[Data section Boundary: Start]

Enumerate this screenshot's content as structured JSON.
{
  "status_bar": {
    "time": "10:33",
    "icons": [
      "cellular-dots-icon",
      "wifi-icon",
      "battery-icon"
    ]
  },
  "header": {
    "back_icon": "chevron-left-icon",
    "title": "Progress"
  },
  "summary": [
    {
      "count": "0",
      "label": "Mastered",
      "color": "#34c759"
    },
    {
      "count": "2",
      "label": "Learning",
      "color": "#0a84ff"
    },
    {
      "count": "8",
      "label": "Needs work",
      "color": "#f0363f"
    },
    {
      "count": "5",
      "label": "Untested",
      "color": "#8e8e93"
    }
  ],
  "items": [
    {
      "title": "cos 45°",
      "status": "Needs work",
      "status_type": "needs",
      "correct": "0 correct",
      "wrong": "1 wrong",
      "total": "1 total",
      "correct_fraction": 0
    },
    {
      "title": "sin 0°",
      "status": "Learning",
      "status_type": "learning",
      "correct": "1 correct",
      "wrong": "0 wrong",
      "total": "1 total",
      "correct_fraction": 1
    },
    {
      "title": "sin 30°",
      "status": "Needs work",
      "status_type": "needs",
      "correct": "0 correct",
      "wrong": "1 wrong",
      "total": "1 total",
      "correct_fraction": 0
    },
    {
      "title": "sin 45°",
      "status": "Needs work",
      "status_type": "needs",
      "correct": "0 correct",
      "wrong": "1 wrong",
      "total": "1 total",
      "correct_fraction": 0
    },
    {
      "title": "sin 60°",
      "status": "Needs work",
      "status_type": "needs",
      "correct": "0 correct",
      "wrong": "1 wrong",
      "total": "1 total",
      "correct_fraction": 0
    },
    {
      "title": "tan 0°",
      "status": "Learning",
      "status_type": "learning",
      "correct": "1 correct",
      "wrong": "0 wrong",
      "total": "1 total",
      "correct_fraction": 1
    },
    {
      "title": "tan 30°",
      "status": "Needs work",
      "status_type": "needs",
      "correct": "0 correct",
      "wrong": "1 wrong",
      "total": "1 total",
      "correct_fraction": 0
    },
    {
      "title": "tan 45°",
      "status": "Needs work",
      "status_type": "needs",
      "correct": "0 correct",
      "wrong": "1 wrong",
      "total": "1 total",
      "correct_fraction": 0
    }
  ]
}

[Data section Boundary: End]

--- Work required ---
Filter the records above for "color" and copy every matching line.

--- Exercise response ---
      "color": "#34c759"
      "color": "#0a84ff"
      "color": "#f0363f"
      "color": "#8e8e93"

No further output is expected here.